═════ Exercise inputs

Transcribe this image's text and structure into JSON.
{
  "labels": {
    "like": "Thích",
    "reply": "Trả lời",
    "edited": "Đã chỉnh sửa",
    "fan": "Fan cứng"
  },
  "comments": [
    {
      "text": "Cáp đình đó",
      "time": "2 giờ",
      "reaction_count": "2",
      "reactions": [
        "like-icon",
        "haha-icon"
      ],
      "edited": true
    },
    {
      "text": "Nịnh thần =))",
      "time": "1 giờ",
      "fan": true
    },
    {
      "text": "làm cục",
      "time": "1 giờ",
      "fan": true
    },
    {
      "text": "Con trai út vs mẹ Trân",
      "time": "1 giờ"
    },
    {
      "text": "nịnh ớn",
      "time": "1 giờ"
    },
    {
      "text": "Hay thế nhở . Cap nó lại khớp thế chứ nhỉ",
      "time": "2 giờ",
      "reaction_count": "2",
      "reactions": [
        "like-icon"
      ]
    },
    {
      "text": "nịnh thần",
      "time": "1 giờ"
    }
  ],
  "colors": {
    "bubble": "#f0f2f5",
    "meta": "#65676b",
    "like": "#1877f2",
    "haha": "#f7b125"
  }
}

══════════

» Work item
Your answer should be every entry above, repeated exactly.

» Output
Transcribe this image's text and structure into JSON.
{
  "labels": {
    "like": "Thích",
    "reply": "Trả lời",
    "edited": "Đã chỉnh sửa",
    "fan": "Fan cứng"
  },
  "comments": [
    {
      "text": "Cáp đình đó",
      "time": "2 giờ",
      "reaction_count": "2",
      "reactions": [
        "like-icon",
        "haha-icon"
      ],
      "edited": true
    },
    {
      "text": "Nịnh thần =))",
      "time": "1 giờ",
      "fan": true
    },
    {
      "text": "làm cục",
      "time": "1 giờ",
      "fan": true
    },
    {
      "text": "Con trai út vs mẹ Trân",
      "time": "1 giờ"
    },
    {
      "text": "nịnh ớn",
      "time": "1 giờ"
    },
    {
      "text": "Hay thế nhở . Cap nó lại khớp thế chứ nhỉ",
      "time": "2 giờ",
      "reaction_count": "2",
      "reactions": [
        "like-icon"
      ]
    },
    {
      "text": "nịnh thần",
      "time": "1 giờ"
    }
  ],
  "colors": {
    "bubble": "#f0f2f5",
    "meta": "#65676b",
    "like": "#1877f2",
    "haha": "#f7b125"
  }
}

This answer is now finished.